Compact, accurate and deadly, mortars remain an important weapon for soldiers around the world.
Design and Purpose
Mortars fire shells over short ranges using an arcing trajectory. A typical mortar is comprised of a long tube that soldiers drop an explosive shell into. A firing pin at the bottom of the tube detonates on contact with the shell and fires the shell at enemy targets. The firing tube is usually set between a 45 and 85 degree angle, which results in the shell traveling up and across a short distance towards an enemy position.
Compact, light weight, and easily transported, mortars are ideal for use by infantry units. The weapon provides infantry soldiers with explosive firepower from a trench or enclosed area. Mortars are often used in situations where artillery support is not available or practical. Mortar shells can range in size from 60 millimeters (small) to 120 millimeters (large). They are mostly used for short-range attacks. Mortars are not able to fire explosive shells over long distances.
History and Popularity
Mortars have existed for more than 200 years. Early versions of the weapon were large cast iron bowls that could not be transported. The name mortar comes from the "mortar" that is used in kitchens and pharmacies to grind up food and medications. Mortars became popular in trench warfare because they fired at a high, arcing trajectory. This meant that mortars seldom landed back in the trench where they were launched.
Over the years, mortars became increasingly light weight, compact and transportable. Additionally, the weapon’s accuracy and explosive impact increased. Today, mortars are frequently used in Iraq and Afghanistan by U.S. forces, as well as enemy combatants. Terrorist organizations often use makeshift mortars against better equipped militaries.
The Biggest Mortars

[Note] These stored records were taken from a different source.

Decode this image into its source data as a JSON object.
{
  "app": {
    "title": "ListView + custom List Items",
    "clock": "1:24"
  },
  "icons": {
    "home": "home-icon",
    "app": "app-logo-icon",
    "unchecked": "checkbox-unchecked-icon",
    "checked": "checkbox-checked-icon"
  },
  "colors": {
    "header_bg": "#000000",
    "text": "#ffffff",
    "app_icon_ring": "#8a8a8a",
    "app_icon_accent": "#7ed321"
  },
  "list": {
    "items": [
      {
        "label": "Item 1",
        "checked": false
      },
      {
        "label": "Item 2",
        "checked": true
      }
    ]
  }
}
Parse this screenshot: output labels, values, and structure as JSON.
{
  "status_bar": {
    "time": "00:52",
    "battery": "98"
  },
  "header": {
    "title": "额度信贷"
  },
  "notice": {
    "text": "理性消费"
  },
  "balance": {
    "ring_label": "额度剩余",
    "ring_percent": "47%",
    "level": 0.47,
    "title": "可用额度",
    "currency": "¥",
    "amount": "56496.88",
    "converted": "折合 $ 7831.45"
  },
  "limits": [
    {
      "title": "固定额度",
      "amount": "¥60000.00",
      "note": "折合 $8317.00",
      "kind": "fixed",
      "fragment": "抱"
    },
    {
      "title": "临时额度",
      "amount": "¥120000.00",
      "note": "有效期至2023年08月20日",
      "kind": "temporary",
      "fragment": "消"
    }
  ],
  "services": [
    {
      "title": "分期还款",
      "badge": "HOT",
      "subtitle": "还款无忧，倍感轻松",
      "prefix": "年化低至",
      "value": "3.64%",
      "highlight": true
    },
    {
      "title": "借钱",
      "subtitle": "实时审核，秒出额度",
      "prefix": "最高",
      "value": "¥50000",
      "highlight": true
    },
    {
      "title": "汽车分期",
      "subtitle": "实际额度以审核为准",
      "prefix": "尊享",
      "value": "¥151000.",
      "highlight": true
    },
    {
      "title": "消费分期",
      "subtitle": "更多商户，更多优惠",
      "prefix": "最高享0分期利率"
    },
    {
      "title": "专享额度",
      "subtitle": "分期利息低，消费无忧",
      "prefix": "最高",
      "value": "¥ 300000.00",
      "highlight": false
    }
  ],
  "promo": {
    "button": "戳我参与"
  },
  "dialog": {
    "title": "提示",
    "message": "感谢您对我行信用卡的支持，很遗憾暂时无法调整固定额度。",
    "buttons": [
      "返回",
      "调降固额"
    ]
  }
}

The biggest mortar ever recorded was the "monster mortar" developed by the French military in the 19th Century. This mortar measured 975 millimeters. The U.S. military developed a giant mortar for use in World War Two. Named "Little David," the mortar measured 910 millimeters. However, the Little David mortar was never used by the U.S. military in combat as it did not make it past the development stage.